What does it mean for end-use customers?
What this tariff structure means is that the end-use customers – that is, residential and non-residential customers – incur a higher cost for the combined water services than they should. This is because while the distributor-retailer is, very rationally, spending money to reduce its costs where it is efficient to do so, the subsequent loss of net revenue (revenue in excess of avoided costs) by Seqwater is greater. This results in an increase in Seqwater’s prices in the next period which more than offsets any decrease in the costs of the distributor-retailer.
The end result is a higher bill for the end-use customer that is solely driven by the pricing signals from Seqwater’s tariff structure. These price increases have a significant impact on customer ‘utility’ from water usage and the satisfaction of the end-use customers.
Efficient tariff structures and pricing signals are crucial for driving economic efficiency, and the tools available for water utilities to drive efficiency are complex and contingent on the markets in which they operate. There are three key findings that we hope water utilities will carry into their pursuit of economic efficiency:
- Pricing signals can impact efficient investment evaluation. If the cost of water to the distributor is much higher than the actual cost to supply from Seqwater, this will influence the distributor’s investment decisions.
- Pricing signals can impact broader economic efficiency and customer utility. Prices can impact on customers’ ‘enjoyment’ from the use of water where they would otherwise be happy to pay if prices are cost reflective
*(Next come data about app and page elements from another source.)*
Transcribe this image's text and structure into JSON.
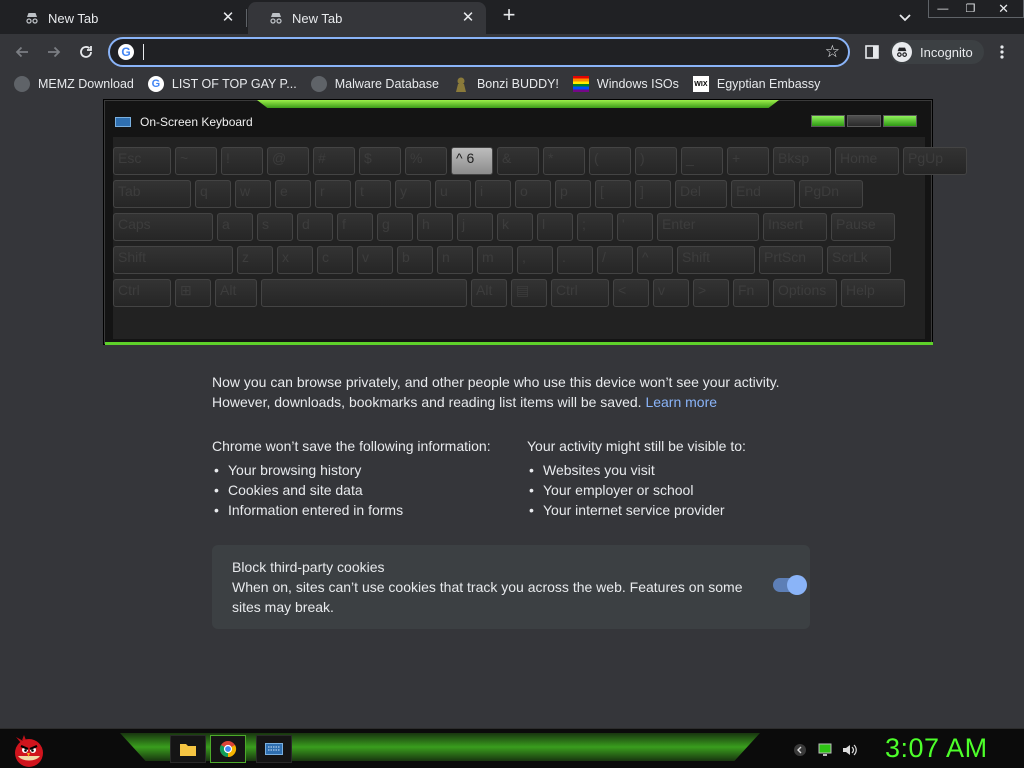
{
  "tabs": [
    {
      "title": "New Tab"
    },
    {
      "title": "New Tab"
    }
  ],
  "window_controls": {
    "minimize": "—",
    "maximize": "❐",
    "close": "✕"
  },
  "omnibox": {
    "value": "",
    "placeholder": ""
  },
  "profile": {
    "label": "Incognito"
  },
  "bookmarks": [
    {
      "label": "MEMZ Download",
      "icon": "globe-icon"
    },
    {
      "label": "LIST OF TOP GAY P...",
      "icon": "google-icon"
    },
    {
      "label": "Malware Database",
      "icon": "globe-icon"
    },
    {
      "label": "Bonzi BUDDY!",
      "icon": "bonzi-icon"
    },
    {
      "label": "Windows ISOs",
      "icon": "rainbow-flag-icon"
    },
    {
      "label": "Egyptian Embassy",
      "icon": "wix-icon"
    }
  ],
  "osk": {
    "title": "On-Screen Keyboard",
    "rows": [
      [
        "Esc",
        "~",
        "!",
        "@",
        "#",
        "$",
        "%",
        "^ 6",
        "&",
        "*",
        "(",
        ")",
        "_",
        "+",
        "Bksp",
        "Home",
        "PgUp"
      ],
      [
        "Tab",
        "q",
        "w",
        "e",
        "r",
        "t",
        "y",
        "u",
        "i",
        "o",
        "p",
        "[",
        "]",
        "Del",
        "End",
        "PgDn"
      ],
      [
        "Caps",
        "a",
        "s",
        "d",
        "f",
        "g",
        "h",
        "j",
        "k",
        "l",
        ";",
        "'",
        "Enter",
        "Insert",
        "Pause"
      ],
      [
        "Shift",
        "z",
        "x",
        "c",
        "v",
        "b",
        "n",
        "m",
        ",",
        ".",
        "/",
        "^",
        "Shift",
        "PrtScn",
        "ScrLk"
      ],
      [
        "Ctrl",
        "⊞",
        "Alt",
        "",
        "Alt",
        "▤",
        "Ctrl",
        "<",
        "v",
        ">",
        "Fn",
        "Options",
        "Help"
      ]
    ]
  },
  "incognito_page": {
    "intro_line1": "Now you can browse privately, and other people who use this device won’t see your activity.",
    "intro_line2": "However, downloads, bookmarks and reading list items will be saved.",
    "learn_more": "Learn more",
    "wont_save_heading": "Chrome won’t save the following information:",
    "wont_save_items": [
      "Your browsing history",
      "Cookies and site data",
      "Information entered in forms"
    ],
    "visible_heading": "Your activity might still be visible to:",
    "visible_items": [
      "Websites you visit",
      "Your employer or school",
      "Your internet service provider"
    ],
    "cookie_title": "Block third-party cookies",
    "cookie_desc": "When on, sites can’t use cookies that track you across the web. Features on some sites may break.",
    "cookie_toggle_on": true
  },
  "taskbar": {
    "clock": "3:07 AM",
    "apps": [
      "folder-icon",
      "chrome-icon",
      "keyboard-icon"
    ],
    "accent": "#4dff2a"
  },
  "colors": {
    "link": "#8ab4f8",
    "page_bg": "#35363a",
    "tabstrip_bg": "#202124"
  }
}
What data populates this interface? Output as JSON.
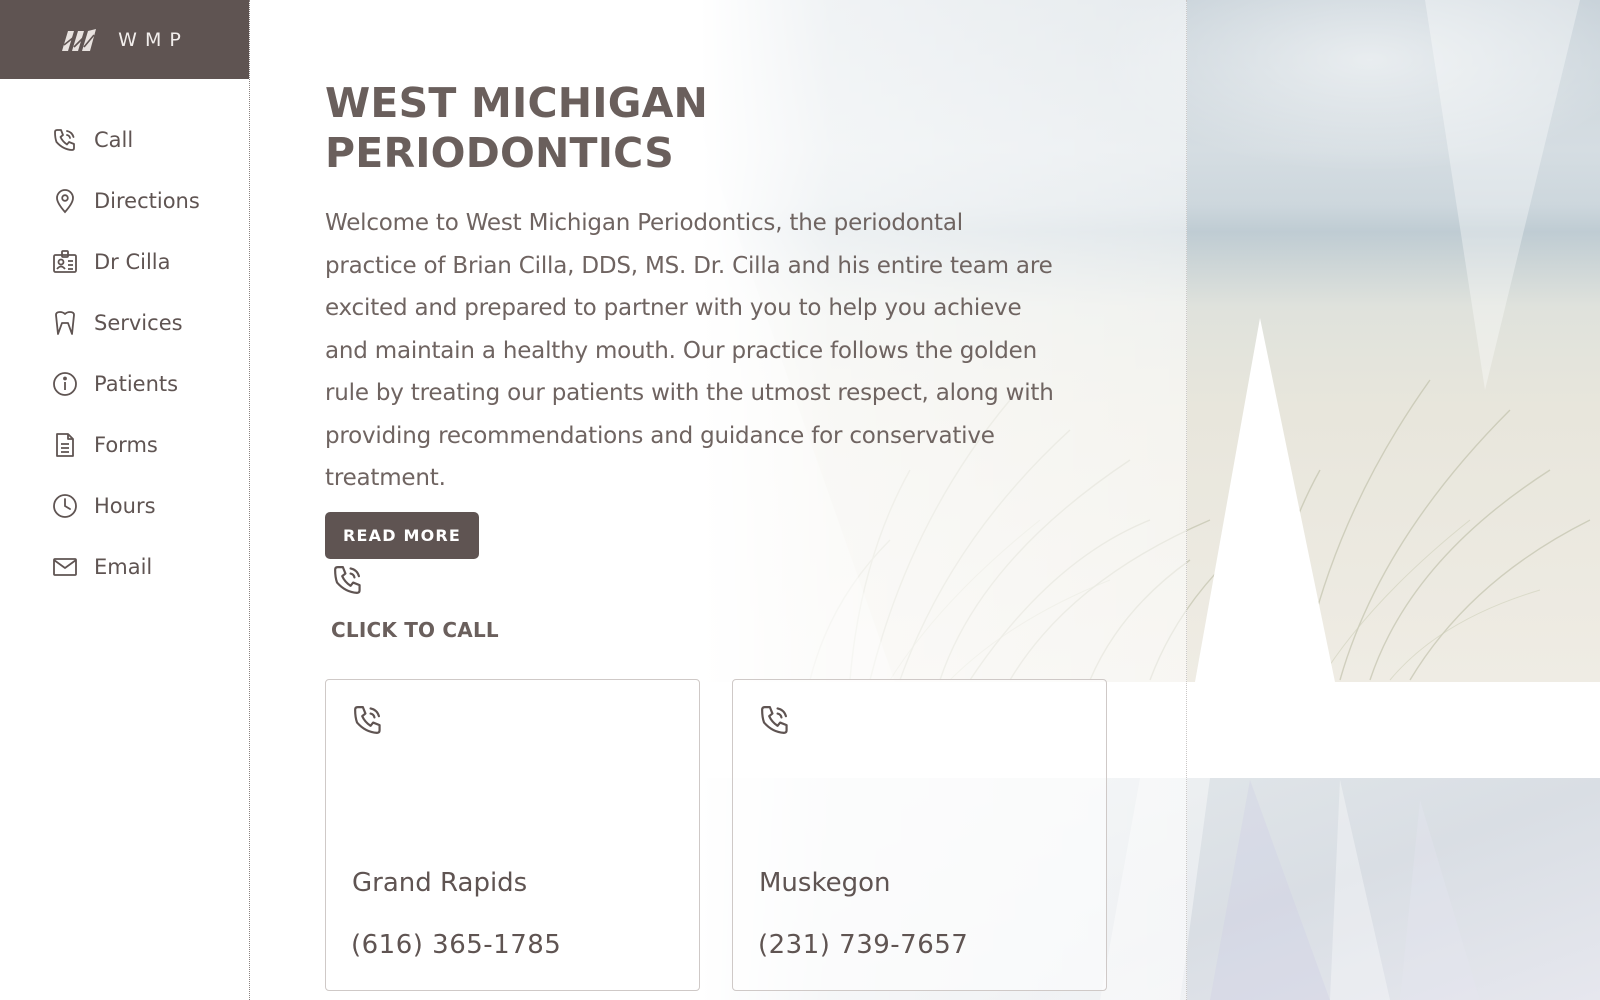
{
  "brand": {
    "logo_text": "WMP",
    "color": "#5f5452"
  },
  "sidebar": {
    "items": [
      {
        "label": "Call",
        "icon": "phone-icon"
      },
      {
        "label": "Directions",
        "icon": "map-pin-icon"
      },
      {
        "label": "Dr Cilla",
        "icon": "id-badge-icon"
      },
      {
        "label": "Services",
        "icon": "tooth-icon"
      },
      {
        "label": "Patients",
        "icon": "info-icon"
      },
      {
        "label": "Forms",
        "icon": "document-icon"
      },
      {
        "label": "Hours",
        "icon": "clock-icon"
      },
      {
        "label": "Email",
        "icon": "envelope-icon"
      }
    ]
  },
  "main": {
    "title": "WEST MICHIGAN PERIODONTICS",
    "intro": "Welcome to West Michigan Periodontics, the periodontal practice of Brian Cilla, DDS, MS. Dr. Cilla and his entire team are excited and prepared to partner with you to help you achieve and maintain a healthy mouth. Our practice follows the golden rule by treating our patients with the utmost respect, along with providing recommendations and guidance for conservative treatment.",
    "read_more_label": "READ MORE",
    "call_cta": "CLICK TO CALL",
    "locations": [
      {
        "city": "Grand Rapids",
        "phone": "(616) 365-1785"
      },
      {
        "city": "Muskegon",
        "phone": "(231) 739-7657"
      }
    ]
  }
}
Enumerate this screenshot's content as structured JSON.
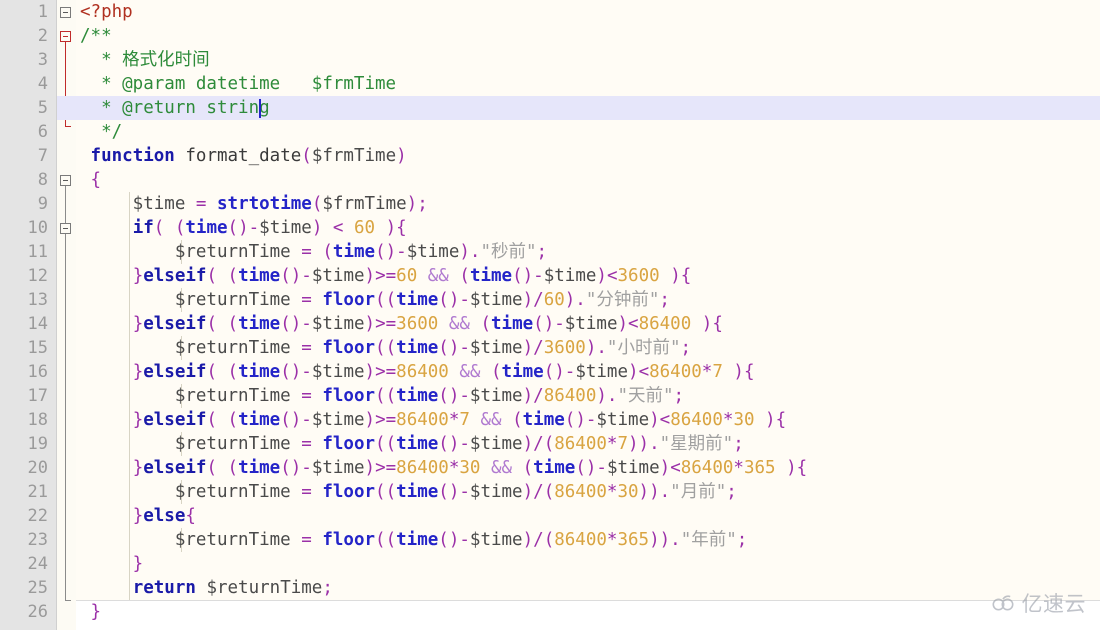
{
  "editor": {
    "language": "PHP",
    "total_lines": 26,
    "current_line": 5,
    "colors": {
      "background": "#fffcf5",
      "gutter": "#e4e4e4",
      "line_highlight": "#e6e6fa",
      "keyword": "#1a1aa8",
      "function": "#2424c8",
      "comment": "#2e8b3a",
      "string": "#a0a0a0",
      "number": "#d9a441",
      "punctuation": "#9b30a8",
      "php_tag": "#b03020",
      "variable": "#4a4a4a",
      "line_number": "#9a9a9a"
    }
  },
  "line_numbers": [
    "1",
    "2",
    "3",
    "4",
    "5",
    "6",
    "7",
    "8",
    "9",
    "10",
    "11",
    "12",
    "13",
    "14",
    "15",
    "16",
    "17",
    "18",
    "19",
    "20",
    "21",
    "22",
    "23",
    "24",
    "25",
    "26"
  ],
  "code_lines": [
    {
      "n": 1,
      "text": "<?php"
    },
    {
      "n": 2,
      "text": "/**"
    },
    {
      "n": 3,
      "text": " * 格式化时间"
    },
    {
      "n": 4,
      "text": " * @param datetime   $frmTime"
    },
    {
      "n": 5,
      "text": " * @return string"
    },
    {
      "n": 6,
      "text": " */"
    },
    {
      "n": 7,
      "text": "function format_date($frmTime)"
    },
    {
      "n": 8,
      "text": "{"
    },
    {
      "n": 9,
      "text": "    $time = strtotime($frmTime);"
    },
    {
      "n": 10,
      "text": "    if( (time()-$time) < 60 ){"
    },
    {
      "n": 11,
      "text": "        $returnTime = (time()-$time).\"秒前\";"
    },
    {
      "n": 12,
      "text": "    }elseif( (time()-$time)>=60 && (time()-$time)<3600 ){"
    },
    {
      "n": 13,
      "text": "        $returnTime = floor((time()-$time)/60).\"分钟前\";"
    },
    {
      "n": 14,
      "text": "    }elseif( (time()-$time)>=3600 && (time()-$time)<86400 ){"
    },
    {
      "n": 15,
      "text": "        $returnTime = floor((time()-$time)/3600).\"小时前\";"
    },
    {
      "n": 16,
      "text": "    }elseif( (time()-$time)>=86400 && (time()-$time)<86400*7 ){"
    },
    {
      "n": 17,
      "text": "        $returnTime = floor((time()-$time)/86400).\"天前\";"
    },
    {
      "n": 18,
      "text": "    }elseif( (time()-$time)>=86400*7 && (time()-$time)<86400*30 ){"
    },
    {
      "n": 19,
      "text": "        $returnTime = floor((time()-$time)/(86400*7)).\"星期前\";"
    },
    {
      "n": 20,
      "text": "    }elseif( (time()-$time)>=86400*30 && (time()-$time)<86400*365 ){"
    },
    {
      "n": 21,
      "text": "        $returnTime = floor((time()-$time)/(86400*30)).\"月前\";"
    },
    {
      "n": 22,
      "text": "    }else{"
    },
    {
      "n": 23,
      "text": "        $returnTime = floor((time()-$time)/(86400*365)).\"年前\";"
    },
    {
      "n": 24,
      "text": "    }"
    },
    {
      "n": 25,
      "text": "    return $returnTime;"
    },
    {
      "n": 26,
      "text": "}"
    }
  ],
  "fold_markers": [
    {
      "line": 1,
      "state": "expanded",
      "color": "gray"
    },
    {
      "line": 2,
      "state": "expanded",
      "color": "red"
    },
    {
      "line": 8,
      "state": "expanded",
      "color": "gray"
    },
    {
      "line": 10,
      "state": "expanded",
      "color": "gray"
    }
  ],
  "caret": {
    "line": 5,
    "column": 17
  },
  "watermark": {
    "text": "亿速云",
    "icon": "cloud-icon"
  }
}
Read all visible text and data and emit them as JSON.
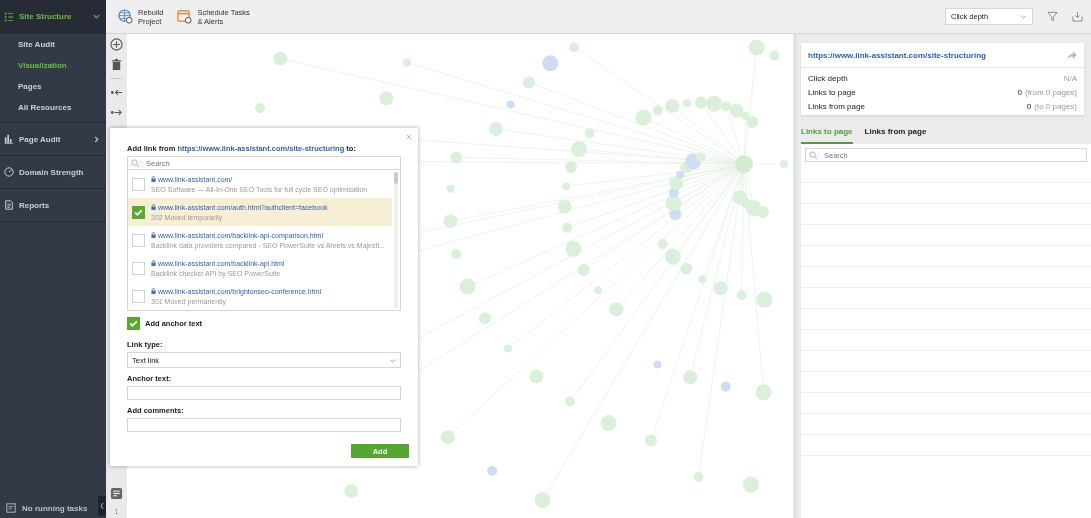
{
  "sidebar": {
    "sections": [
      {
        "label": "Site Structure",
        "kind": "group",
        "expanded": true,
        "selected": true,
        "children": [
          {
            "label": "Site Audit",
            "selected": false
          },
          {
            "label": "Visualization",
            "selected": true
          },
          {
            "label": "Pages",
            "selected": false
          },
          {
            "label": "All Resources",
            "selected": false
          }
        ]
      },
      {
        "label": "Page Audit",
        "kind": "group",
        "expanded": false,
        "selected": false
      },
      {
        "label": "Domain Strength",
        "kind": "link",
        "selected": false
      },
      {
        "label": "Reports",
        "kind": "link",
        "selected": false
      }
    ],
    "footer": "No running tasks"
  },
  "toolbar": {
    "buttons": [
      {
        "lines": [
          "Rebuild",
          "Project"
        ]
      },
      {
        "lines": [
          "Schedule Tasks",
          "& Alerts"
        ]
      }
    ],
    "view_select": "Click depth"
  },
  "tool_column": {
    "counter": "1"
  },
  "dialog": {
    "title_prefix": "Add link from",
    "title_url": "https://www.link-assistant.com/site-structuring",
    "title_suffix": "to:",
    "search_placeholder": "Search",
    "results": [
      {
        "url": "www.link-assistant.com/",
        "description": "SEO Software — All-In-One SEO Tools for full cycle SEO optimisation",
        "checked": false
      },
      {
        "url": "www.link-assistant.com/auth.html?authclient=facebook",
        "description": "302 Moved temporarily",
        "checked": true
      },
      {
        "url": "www.link-assistant.com/backlink-api-comparison.html",
        "description": "Backlink data providers compared - SEO PowerSuite vs Ahrefs vs Majesti...",
        "checked": false
      },
      {
        "url": "www.link-assistant.com/backlink-api.html",
        "description": "Backlink checker API by SEO PowerSuite",
        "checked": false
      },
      {
        "url": "www.link-assistant.com/brightonseo-conference.html",
        "description": "301 Moved permanently",
        "checked": false
      }
    ],
    "add_anchor_text": {
      "label": "Add anchor text",
      "checked": true
    },
    "link_type_label": "Link type:",
    "link_type": "Text link",
    "anchor_label": "Anchor text:",
    "comments_label": "Add comments:",
    "add_button": "Add"
  },
  "details": {
    "page_url": "https://www.link-assistant.com/site-structuring",
    "stats": [
      {
        "label": "Click depth",
        "value": "N/A"
      },
      {
        "label": "Links to page",
        "value": "0",
        "note": "(from 0 pages)"
      },
      {
        "label": "Links from page",
        "value": "0",
        "note": "(to 0 pages)"
      }
    ],
    "tabs": [
      {
        "label": "Links to page",
        "selected": true
      },
      {
        "label": "Links from page",
        "selected": false
      }
    ],
    "search_placeholder": "Search"
  }
}
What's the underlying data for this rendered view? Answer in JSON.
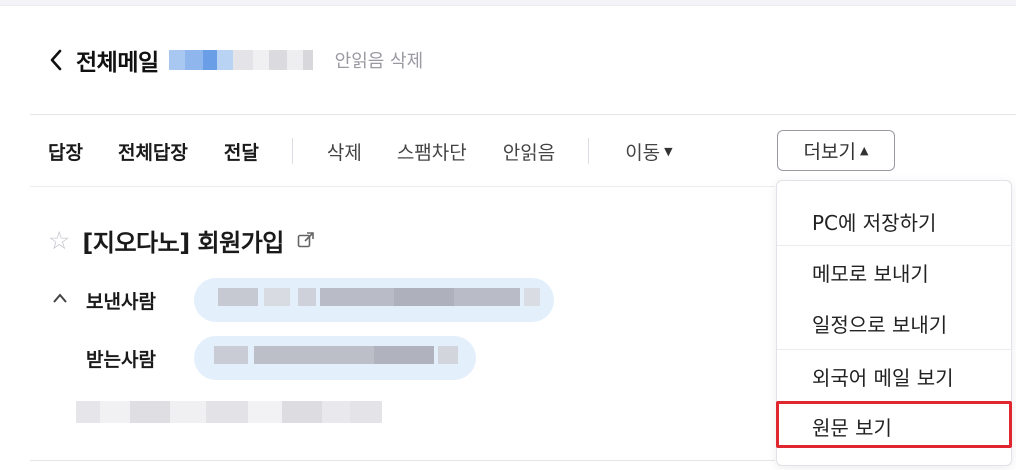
{
  "header": {
    "title": "전체메일",
    "unread_delete": "안읽음 삭제"
  },
  "toolbar": {
    "reply": "답장",
    "reply_all": "전체답장",
    "forward": "전달",
    "delete": "삭제",
    "spam_block": "스팸차단",
    "mark_unread": "안읽음",
    "move": "이동",
    "more": "더보기"
  },
  "mail": {
    "subject": "[지오다노] 회원가입",
    "sender_label": "보낸사람",
    "recipient_label": "받는사람"
  },
  "more_menu": {
    "items": [
      "PC에 저장하기",
      "메모로 보내기",
      "일정으로 보내기",
      "외국어 메일 보기",
      "원문 보기"
    ],
    "highlighted_item": "원문 보기"
  },
  "colors": {
    "accent_blue": "#e4effc",
    "highlight_red": "#e0262f",
    "muted_text": "#9a9aa3"
  },
  "icons": {
    "back": "chevron-left-icon",
    "star": "star-outline-icon",
    "external_link": "external-link-icon",
    "collapse": "chevron-up-icon"
  }
}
- One of the issues for regulators (and utilities) is valuing those non-financial impacts of reducing water consumption. Currently it is generally driven by a view that there is broader benefits in conserving water that go beyond the costs to supply